The Indian group said it had noted the commission’s concerns and will continue its discussions with the regulator, pledging to provide further information and analysis of the merger.
Tata said it continues to believe in the “strong industrial logic and rationale for the proposed joint venture,” which would create Europe’s second-largest steelmaker by revenue.
Thyssenkrupp wasn’t immediately available for comment.
The commission said on Tuesday the deal could reduce competition for automotive grades, certain coated steels and electrical steel used in engineering products.
Analysts and shareholders have expressed mixed reactions to the deal, which was a central part of a plan initiated by the former Thyssenkrupp chief executive, Heinrich Hiesinger, to shift the conglomerate away from steelmaking and toward more profitable capital-goods manufacturing.
Activist investors Cevian Capital and Elliott Management Corp. were reportedly unhappy with the terms of the deal, while analysts at Jefferies said it likely wouldn’t meet expectations for value creation.

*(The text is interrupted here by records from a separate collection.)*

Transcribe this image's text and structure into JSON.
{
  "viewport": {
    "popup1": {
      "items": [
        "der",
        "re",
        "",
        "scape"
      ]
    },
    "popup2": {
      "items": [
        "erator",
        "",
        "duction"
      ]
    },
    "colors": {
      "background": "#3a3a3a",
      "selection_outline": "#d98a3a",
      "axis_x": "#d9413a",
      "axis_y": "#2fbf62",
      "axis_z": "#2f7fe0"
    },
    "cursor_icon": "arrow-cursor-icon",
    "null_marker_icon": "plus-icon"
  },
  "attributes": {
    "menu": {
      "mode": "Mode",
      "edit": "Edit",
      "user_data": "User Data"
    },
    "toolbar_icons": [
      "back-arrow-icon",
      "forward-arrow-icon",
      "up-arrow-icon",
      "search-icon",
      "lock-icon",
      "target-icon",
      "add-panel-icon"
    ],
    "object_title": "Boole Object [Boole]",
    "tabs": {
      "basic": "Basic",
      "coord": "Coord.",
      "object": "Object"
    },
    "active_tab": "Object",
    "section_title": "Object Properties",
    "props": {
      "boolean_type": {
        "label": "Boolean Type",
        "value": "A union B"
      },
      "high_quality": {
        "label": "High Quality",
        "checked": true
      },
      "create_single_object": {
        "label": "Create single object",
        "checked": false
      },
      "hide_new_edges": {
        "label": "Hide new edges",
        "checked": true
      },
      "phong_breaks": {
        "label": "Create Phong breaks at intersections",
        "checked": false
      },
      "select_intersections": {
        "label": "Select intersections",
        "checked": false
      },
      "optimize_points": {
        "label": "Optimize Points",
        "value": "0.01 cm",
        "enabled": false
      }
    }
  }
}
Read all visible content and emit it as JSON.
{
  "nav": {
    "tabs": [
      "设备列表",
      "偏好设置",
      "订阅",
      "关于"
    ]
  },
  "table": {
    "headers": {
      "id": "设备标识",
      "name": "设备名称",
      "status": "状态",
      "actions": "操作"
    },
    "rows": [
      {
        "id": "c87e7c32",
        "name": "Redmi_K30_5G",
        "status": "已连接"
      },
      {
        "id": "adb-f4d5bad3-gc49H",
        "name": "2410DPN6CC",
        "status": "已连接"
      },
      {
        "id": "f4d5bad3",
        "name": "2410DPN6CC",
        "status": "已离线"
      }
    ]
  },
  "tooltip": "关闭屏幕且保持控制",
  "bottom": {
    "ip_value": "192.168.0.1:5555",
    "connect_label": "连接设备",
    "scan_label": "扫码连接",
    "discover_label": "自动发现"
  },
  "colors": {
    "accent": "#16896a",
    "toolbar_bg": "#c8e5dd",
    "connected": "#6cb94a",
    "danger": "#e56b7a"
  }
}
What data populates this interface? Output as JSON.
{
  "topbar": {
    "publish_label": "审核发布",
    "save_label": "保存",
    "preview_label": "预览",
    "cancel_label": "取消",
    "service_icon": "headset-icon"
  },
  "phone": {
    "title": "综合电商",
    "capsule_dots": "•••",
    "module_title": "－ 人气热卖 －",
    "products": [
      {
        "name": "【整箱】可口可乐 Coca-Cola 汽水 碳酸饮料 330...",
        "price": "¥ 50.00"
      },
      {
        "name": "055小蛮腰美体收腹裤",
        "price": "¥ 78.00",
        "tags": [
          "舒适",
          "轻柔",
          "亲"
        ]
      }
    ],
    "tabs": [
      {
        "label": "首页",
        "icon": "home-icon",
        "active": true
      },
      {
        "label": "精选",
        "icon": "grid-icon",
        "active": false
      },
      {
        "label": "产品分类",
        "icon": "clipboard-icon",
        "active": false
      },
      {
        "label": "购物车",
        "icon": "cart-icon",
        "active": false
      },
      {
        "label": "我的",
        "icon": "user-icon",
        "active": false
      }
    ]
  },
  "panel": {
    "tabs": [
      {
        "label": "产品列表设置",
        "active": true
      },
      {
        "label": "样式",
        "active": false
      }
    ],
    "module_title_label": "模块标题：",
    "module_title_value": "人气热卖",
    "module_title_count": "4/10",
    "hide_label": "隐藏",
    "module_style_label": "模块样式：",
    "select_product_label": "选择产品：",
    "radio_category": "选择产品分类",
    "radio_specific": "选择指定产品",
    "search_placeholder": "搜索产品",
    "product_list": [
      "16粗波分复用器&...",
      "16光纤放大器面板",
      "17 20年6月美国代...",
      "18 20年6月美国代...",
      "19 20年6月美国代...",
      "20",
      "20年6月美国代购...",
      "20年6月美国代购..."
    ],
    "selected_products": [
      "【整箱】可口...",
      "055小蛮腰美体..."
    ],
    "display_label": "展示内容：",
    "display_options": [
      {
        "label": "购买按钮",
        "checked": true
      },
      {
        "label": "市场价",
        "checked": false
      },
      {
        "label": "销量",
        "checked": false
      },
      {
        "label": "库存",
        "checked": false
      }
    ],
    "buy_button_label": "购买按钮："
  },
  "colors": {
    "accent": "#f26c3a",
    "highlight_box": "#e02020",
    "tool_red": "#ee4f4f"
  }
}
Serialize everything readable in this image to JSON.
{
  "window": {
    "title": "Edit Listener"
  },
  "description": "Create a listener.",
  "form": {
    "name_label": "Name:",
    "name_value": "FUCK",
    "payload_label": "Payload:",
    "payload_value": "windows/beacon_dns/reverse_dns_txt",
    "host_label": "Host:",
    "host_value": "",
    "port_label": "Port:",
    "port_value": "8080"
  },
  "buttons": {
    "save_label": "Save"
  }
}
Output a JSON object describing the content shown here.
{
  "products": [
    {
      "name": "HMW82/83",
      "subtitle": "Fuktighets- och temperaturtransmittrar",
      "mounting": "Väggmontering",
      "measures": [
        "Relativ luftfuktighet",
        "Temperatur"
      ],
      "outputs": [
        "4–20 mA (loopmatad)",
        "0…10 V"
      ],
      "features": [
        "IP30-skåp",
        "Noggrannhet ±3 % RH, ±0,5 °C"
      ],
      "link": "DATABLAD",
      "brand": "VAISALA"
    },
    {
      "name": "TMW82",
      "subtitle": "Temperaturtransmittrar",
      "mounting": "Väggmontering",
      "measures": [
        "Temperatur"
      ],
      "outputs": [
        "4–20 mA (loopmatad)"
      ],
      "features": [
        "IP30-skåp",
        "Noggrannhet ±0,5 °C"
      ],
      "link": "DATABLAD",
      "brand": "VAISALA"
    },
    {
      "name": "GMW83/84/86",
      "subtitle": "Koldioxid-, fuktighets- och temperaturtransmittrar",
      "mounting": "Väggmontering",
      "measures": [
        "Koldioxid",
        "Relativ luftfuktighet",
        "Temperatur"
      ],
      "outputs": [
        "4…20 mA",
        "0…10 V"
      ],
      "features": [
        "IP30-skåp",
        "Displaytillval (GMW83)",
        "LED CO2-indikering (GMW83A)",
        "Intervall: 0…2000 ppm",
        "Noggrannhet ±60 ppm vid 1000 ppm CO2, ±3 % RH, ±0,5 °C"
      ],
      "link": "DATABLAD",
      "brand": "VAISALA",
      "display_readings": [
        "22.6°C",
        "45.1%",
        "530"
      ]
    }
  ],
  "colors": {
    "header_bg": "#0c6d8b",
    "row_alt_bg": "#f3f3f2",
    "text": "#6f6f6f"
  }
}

Hiesinger’s replacement as CEO, Guido Kerkhoff, has since embarked on a more expansive restructuring, under which the group will be split into two separate companies.